Due to the many connections drops of autoguiding, there were double exposures and the dreaded Easter egg stars in many pictures. Nevertheless, an image of the triangular galaxy was compiled from the meager, usable remainder. For the fact that almost every technique caused problems at first that night, one can be quite satisfied with the result.


Triangle Galaxy M33
Technische Daten: Teleskop APO 910mm f/7, LRGB-Antlia-Filter, Kamera QHY268M – Gain 50, Offset 30, Chiptemperatur -6,5° C, L 21x120s, RB je 6x120s G7x120s


Thomas was on his way in spectroscopy.



During the day, he photographed the sun in different wavelengths with the DIY-built spectroheliograph SolEx.



During the night, the constellation Lyra was spectroscoped. Of the five stars Vega, ZET01 Lyrae, DEL02 Lyrae, Gamma Lyrae and Beta Lyrae, spectra were obtained with the spectrograph Alpy600. In addition, the planetary nebula M57 was spectroscoped.


5 spectra from constellation Lyra

A report on the spectroheliography and the spectra of the constellations will be published shortly in the section:Spectroscopy.


All in all, the WHAT 2023 was a successful experience despite the rain, the many thunderstorms, the sweltering heat during the day and the few hours of clear night skies. We were able to exchange ideas with other astro enthusiasts, learn from the technical problems and, like our astronomical colleague Werner Wöhrmann, visibly enjoyed astronomy

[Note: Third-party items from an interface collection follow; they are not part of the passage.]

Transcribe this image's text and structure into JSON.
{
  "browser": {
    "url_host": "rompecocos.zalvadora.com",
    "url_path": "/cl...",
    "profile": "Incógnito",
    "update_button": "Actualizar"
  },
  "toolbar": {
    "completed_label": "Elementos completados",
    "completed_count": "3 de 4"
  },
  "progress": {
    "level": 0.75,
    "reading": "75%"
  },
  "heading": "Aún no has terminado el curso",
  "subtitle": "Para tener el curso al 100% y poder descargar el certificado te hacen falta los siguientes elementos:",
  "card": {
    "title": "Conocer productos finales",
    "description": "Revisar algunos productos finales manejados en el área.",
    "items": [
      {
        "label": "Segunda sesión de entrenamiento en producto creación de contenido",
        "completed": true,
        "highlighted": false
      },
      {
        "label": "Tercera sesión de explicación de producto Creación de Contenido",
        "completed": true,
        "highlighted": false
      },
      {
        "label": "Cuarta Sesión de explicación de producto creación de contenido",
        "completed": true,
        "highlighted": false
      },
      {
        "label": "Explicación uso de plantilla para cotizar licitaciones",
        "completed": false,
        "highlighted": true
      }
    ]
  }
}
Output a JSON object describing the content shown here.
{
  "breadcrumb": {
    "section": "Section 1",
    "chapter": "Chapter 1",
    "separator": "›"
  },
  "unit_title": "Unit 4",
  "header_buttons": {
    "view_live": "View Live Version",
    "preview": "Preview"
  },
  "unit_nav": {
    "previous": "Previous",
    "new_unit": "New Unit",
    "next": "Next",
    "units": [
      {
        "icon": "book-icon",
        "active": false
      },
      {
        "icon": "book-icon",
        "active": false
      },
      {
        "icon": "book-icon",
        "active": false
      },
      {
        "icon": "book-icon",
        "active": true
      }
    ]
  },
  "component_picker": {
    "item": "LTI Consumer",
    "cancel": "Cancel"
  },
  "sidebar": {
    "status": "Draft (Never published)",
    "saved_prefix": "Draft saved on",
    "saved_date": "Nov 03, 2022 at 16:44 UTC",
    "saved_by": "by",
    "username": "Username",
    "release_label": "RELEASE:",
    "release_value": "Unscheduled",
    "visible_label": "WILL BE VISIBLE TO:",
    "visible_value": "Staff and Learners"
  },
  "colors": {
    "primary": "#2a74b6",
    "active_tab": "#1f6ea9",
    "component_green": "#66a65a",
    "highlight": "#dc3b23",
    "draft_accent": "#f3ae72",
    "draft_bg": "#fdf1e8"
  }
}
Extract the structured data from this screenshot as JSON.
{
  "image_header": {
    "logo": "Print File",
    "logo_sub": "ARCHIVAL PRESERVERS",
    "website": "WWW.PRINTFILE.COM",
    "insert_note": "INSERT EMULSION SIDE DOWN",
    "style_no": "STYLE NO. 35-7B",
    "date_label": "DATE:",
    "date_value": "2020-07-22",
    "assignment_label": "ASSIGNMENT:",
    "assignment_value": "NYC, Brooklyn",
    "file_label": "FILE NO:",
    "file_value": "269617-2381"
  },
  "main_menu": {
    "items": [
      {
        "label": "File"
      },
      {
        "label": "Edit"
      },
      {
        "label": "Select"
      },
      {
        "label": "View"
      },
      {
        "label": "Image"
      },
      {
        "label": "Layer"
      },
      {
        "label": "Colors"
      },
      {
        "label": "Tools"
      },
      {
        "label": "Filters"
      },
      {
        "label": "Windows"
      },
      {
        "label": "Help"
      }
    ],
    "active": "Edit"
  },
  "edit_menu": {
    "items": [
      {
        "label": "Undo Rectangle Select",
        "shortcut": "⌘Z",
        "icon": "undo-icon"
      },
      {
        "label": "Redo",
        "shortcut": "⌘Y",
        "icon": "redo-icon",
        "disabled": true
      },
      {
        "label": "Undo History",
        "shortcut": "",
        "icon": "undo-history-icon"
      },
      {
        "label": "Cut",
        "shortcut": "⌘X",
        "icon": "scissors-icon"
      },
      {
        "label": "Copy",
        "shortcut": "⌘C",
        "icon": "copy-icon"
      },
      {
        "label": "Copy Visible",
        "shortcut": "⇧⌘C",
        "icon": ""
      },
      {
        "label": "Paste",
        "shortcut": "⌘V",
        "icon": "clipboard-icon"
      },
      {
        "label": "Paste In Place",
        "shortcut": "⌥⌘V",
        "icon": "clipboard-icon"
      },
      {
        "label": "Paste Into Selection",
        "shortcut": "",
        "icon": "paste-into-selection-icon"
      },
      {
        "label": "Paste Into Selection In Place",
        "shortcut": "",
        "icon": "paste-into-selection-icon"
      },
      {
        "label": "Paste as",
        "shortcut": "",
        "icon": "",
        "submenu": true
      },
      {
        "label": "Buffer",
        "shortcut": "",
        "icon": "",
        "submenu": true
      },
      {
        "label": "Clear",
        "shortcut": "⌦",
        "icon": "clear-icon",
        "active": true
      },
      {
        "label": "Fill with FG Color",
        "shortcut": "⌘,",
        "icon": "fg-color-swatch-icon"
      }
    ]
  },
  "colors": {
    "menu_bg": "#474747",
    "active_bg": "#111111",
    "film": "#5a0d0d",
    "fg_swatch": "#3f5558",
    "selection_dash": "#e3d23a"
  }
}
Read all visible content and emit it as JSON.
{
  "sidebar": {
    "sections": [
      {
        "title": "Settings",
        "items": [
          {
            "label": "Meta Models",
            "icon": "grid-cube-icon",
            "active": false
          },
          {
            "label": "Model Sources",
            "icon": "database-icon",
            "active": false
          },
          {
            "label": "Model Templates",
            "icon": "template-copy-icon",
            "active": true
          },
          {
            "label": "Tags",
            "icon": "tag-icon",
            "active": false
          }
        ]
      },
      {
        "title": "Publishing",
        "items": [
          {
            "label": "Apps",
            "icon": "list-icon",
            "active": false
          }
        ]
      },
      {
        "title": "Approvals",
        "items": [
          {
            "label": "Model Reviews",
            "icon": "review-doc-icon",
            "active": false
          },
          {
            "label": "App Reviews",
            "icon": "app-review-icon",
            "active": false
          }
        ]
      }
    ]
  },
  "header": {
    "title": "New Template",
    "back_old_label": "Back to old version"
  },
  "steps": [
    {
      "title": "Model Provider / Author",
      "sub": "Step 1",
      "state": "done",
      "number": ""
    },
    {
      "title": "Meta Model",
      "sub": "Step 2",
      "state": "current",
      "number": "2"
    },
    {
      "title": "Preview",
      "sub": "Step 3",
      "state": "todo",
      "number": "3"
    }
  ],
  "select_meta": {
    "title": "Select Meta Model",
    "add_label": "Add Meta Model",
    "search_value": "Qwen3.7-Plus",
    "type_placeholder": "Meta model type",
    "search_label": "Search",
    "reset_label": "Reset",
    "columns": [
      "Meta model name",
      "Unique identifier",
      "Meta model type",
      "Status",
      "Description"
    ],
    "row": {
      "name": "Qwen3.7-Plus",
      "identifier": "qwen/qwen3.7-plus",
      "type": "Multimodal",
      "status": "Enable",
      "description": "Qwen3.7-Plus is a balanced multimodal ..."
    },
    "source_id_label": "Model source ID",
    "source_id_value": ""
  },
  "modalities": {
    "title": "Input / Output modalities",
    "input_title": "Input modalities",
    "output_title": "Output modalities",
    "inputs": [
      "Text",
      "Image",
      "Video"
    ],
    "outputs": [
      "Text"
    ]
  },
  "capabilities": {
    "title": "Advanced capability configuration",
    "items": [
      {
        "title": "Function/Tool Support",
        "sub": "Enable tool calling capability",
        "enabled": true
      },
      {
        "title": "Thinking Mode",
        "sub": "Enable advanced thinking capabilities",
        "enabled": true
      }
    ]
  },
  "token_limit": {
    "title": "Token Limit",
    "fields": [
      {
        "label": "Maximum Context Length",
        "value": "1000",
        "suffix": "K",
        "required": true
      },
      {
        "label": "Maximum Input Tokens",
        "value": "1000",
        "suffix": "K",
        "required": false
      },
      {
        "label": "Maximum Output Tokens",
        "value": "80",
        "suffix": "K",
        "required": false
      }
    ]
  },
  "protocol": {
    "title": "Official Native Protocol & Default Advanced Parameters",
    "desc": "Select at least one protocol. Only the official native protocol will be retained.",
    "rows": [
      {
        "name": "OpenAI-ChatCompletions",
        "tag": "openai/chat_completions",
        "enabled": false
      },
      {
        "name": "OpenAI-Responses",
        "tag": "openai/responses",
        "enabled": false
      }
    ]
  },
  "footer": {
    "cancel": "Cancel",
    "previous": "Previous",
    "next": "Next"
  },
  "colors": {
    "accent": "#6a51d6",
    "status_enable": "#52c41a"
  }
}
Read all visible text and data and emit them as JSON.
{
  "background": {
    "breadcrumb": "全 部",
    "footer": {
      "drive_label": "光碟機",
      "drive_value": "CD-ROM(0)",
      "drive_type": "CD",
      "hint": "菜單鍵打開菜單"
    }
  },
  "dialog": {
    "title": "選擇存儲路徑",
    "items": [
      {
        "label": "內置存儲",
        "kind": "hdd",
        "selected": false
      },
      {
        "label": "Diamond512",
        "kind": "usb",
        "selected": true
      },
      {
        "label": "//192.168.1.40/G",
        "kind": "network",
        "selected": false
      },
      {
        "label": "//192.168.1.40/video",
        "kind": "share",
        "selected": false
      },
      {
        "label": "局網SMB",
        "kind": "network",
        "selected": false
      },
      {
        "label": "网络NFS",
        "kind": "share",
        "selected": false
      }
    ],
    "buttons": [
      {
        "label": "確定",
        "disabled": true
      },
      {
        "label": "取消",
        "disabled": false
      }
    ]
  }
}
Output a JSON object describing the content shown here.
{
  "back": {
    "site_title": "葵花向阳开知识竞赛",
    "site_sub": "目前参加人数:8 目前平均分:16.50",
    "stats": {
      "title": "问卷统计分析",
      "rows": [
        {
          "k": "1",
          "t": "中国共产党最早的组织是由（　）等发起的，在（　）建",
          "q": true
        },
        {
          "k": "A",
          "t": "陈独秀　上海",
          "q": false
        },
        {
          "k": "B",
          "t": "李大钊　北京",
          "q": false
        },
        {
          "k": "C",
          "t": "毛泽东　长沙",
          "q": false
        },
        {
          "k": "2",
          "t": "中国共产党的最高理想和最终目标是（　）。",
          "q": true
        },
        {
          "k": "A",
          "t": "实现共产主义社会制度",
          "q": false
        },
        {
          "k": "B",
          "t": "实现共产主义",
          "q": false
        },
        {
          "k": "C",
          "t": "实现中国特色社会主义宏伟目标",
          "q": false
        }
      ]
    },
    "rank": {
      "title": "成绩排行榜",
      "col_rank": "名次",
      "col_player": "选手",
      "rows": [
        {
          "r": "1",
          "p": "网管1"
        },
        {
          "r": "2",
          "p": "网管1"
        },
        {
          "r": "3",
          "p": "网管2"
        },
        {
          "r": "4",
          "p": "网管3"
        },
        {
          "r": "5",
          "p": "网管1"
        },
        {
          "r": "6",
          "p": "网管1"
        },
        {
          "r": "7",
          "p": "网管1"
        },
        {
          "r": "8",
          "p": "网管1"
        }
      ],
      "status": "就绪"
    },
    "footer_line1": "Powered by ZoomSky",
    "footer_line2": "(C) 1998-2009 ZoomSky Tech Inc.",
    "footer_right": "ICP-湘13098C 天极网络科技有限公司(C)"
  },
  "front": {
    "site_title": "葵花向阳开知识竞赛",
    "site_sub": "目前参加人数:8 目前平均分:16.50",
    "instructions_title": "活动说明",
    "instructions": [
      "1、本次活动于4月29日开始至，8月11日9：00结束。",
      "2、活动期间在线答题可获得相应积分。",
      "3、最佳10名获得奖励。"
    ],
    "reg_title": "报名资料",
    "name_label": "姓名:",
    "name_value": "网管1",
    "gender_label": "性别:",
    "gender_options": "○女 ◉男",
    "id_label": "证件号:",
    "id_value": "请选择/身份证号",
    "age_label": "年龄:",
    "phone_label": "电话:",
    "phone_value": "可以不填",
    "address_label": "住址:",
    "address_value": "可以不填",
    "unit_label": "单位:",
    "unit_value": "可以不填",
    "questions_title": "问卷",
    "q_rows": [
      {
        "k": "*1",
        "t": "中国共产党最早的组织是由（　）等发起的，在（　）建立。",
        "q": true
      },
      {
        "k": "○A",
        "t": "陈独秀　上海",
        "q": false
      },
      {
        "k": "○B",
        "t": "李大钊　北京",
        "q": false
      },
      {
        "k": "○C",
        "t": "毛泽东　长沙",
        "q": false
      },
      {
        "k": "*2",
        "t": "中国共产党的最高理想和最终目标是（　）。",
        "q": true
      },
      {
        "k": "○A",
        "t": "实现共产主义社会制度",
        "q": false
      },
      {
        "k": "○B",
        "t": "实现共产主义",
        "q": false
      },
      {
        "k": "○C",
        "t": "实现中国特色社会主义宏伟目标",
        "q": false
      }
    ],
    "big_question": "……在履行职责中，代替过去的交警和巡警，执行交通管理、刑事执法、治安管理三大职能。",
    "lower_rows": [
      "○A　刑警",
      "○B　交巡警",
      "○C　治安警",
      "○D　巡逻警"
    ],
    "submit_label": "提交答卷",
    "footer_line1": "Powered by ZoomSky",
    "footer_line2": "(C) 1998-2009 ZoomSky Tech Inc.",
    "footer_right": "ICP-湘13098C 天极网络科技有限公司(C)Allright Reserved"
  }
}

Werner enjoys the view through the telescope (Photo: Werner Wöhrmann)

– what more could you ask for?